    so what. do you rub mirrh and fankincense all over yourself every night?
    if you inhale drano you will also get high.
    just because it is perhaps mentioned in the torah, just because it is an old remedy and drug, does not mean it wont turn you into a stoner. alcohol in moderation does not effect brain activity like reefer does. there will always be those that will scream how safe something is because they enjoy it.
    all i know is all my friends that do it even in moderation, act like slow brained idiots. relaxing yes, makes you slower, and less sharp in your ways of thinking? definitely

  5. I smoked since I was 14 up until I was 24 TEN years! When I moved here, it was too much of a hassle to get compared to California, so I stopped. No side effects, no withdrawls, when you smoke it the next day you don’t feel like junk or get a hangover, it doesn’t damage your intestines, not addictive, besides alittle tar in the lungs (a very small fraction compared to one cigarette) and acting silly its a wonder flower! Flower power!!!

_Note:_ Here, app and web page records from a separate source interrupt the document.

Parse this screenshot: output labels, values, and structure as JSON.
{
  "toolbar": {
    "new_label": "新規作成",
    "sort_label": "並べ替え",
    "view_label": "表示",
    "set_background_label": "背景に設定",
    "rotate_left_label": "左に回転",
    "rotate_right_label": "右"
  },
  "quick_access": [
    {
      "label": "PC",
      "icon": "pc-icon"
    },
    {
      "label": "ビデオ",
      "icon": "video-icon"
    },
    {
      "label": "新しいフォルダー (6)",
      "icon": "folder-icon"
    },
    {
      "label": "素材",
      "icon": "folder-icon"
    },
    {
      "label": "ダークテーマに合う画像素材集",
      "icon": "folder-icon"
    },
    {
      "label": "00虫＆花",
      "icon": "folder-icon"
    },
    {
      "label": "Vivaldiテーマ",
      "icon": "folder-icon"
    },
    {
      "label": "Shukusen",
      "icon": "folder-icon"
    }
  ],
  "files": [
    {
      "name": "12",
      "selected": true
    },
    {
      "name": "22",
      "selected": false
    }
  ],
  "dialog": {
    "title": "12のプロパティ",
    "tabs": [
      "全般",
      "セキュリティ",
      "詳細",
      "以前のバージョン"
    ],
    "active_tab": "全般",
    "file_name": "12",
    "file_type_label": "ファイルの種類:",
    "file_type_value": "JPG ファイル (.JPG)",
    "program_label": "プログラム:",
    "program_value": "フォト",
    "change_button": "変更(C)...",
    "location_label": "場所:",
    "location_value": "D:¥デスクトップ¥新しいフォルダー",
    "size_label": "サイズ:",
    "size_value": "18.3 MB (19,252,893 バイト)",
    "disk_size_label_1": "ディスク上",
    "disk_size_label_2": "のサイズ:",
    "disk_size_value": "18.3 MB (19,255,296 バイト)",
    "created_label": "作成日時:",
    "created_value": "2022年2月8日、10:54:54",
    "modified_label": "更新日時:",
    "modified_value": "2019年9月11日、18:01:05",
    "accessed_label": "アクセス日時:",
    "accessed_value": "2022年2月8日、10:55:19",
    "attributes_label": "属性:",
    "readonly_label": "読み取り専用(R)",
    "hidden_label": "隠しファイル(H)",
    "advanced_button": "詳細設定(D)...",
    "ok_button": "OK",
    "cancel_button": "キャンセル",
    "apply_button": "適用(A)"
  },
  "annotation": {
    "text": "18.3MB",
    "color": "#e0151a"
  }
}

  6. It’s sad to hear so many of you speak from ignorance. The stereotypical “pot head” from the movies or the “dope head crowd” is only a small portion of people who want legalization and smoke all this pot you are so fearful of. For those of you who oppose legalization, you would be very surprised to know that it is your friends and neighbors; people you love and care for, work with, etc; they’re just not saying anything to you b/c they have to hide it for fear of legal ramifications. Proponents for mj include medical professionals, law enforcement (L.E.A.P http://www.leap.cc/cms/index.php), as well as people from all walks of life who smoke regularly—just like one may have a martini
    after work, or drink beer with their buddies at a bar-b-que. I think everyone posting here is speaking from ignorance and has never smoked, or you had a negative experience when you attempted to smoke Maybe you really did get some mj that was laced with a hard drug. Actually, legalization would null this problem as it would be regulated just like tobacco. Unfortunately mj proponents get lumped into this illicit group of hard drug abusers when the real reason mj is harmful is b/c of the legal ramifications due to it’s illegality. The repercussions that come from it being illegal end up lumping good people into a subcategory of harmful drugs abusers. Human beings have been smoking marijuana plant as long as the world has been in existence–that won’t ever change–but with education and widespread understanding of this plant and it’s effects would come acceptance, and as a result, we would effectively reduce prison overpopulation by removing non-violent drug offenders—only to make room for sex offenders who we allow to receive probation and live amongst us. I haven’t even covered how the medicinal benefits far outweigh the “harm” mj supposedly does. The homeopathic benefits provide relief to people who have to Alzheimer’s Disease, Arthritis, Chemotherapy, Crohn’s disease, Gastrointestinal Disorder, Epilepsy & Seizures, Glaucoma, Migraines, Multiple Sclerosis, Muscle Spasms, Tourette’s Syndrome, and terminal illness. The list goes on—in fact, it appears that many of you posting on this page would benefit from smoking a little mj yourself–!

Comments are closed.